[SUPPLIED RECORDS Boundary: Start]

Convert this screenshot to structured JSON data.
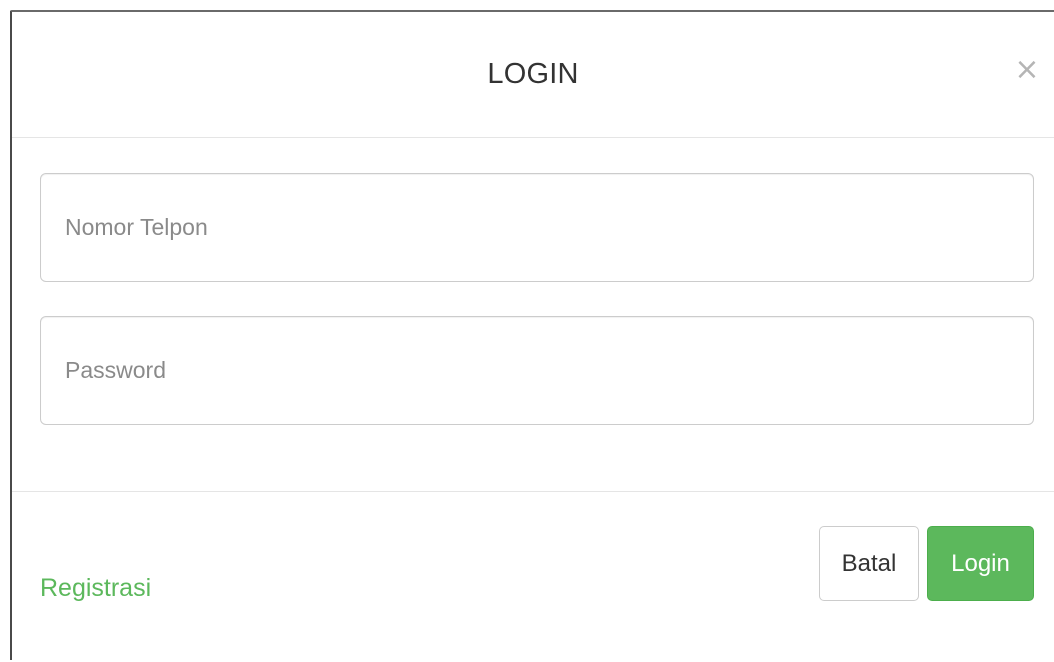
{
  "modal": {
    "title": "LOGIN",
    "close_symbol": "×"
  },
  "form": {
    "phone": {
      "placeholder": "Nomor Telpon",
      "value": ""
    },
    "password": {
      "placeholder": "Password",
      "value": ""
    }
  },
  "footer": {
    "register_label": "Registrasi",
    "cancel_label": "Batal",
    "login_label": "Login"
  },
  "colors": {
    "accent_green": "#5cb85c",
    "title_text": "#333333",
    "close_icon": "#b5b5b5",
    "border": "#cccccc"
  },
  "icons": {
    "close": "close-icon"
  }
}
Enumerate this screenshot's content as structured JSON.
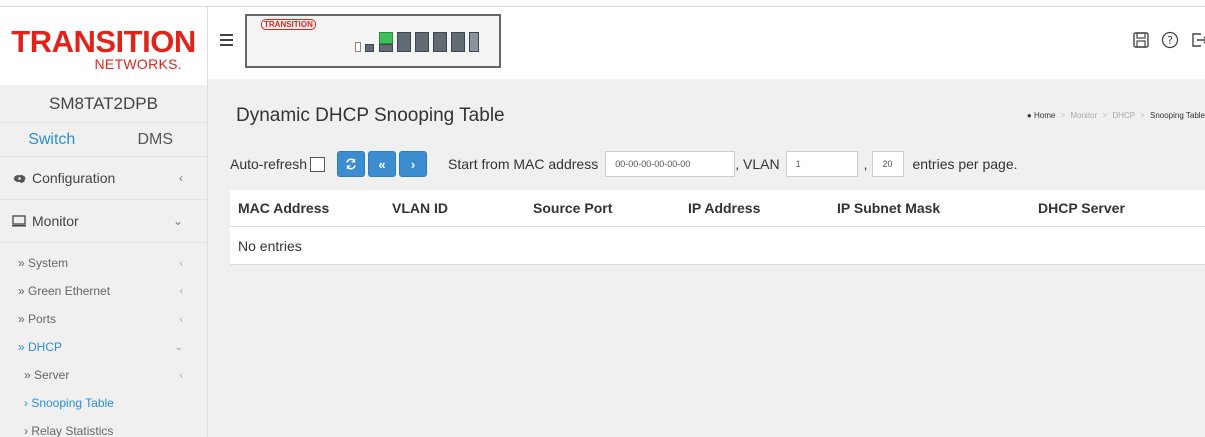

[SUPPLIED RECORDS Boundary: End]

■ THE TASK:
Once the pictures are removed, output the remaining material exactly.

■ ANSWER SPACE:
Convert this screenshot to structured JSON data.
{
  "modal": {
    "title": "LOGIN",
    "close_symbol": "×"
  },
  "form": {
    "phone": {
      "placeholder": "Nomor Telpon",
      "value": ""
    },
    "password": {
      "placeholder": "Password",
      "value": ""
    }
  },
  "footer": {
    "register_label": "Registrasi",
    "cancel_label": "Batal",
    "login_label": "Login"
  },
  "colors": {
    "accent_green": "#5cb85c",
    "title_text": "#333333",
    "close_icon": "#b5b5b5",
    "border": "#cccccc"
  },
  "icons": {
    "close": "close-icon"
  }
}
Enumerate this screenshot's content as structured JSON.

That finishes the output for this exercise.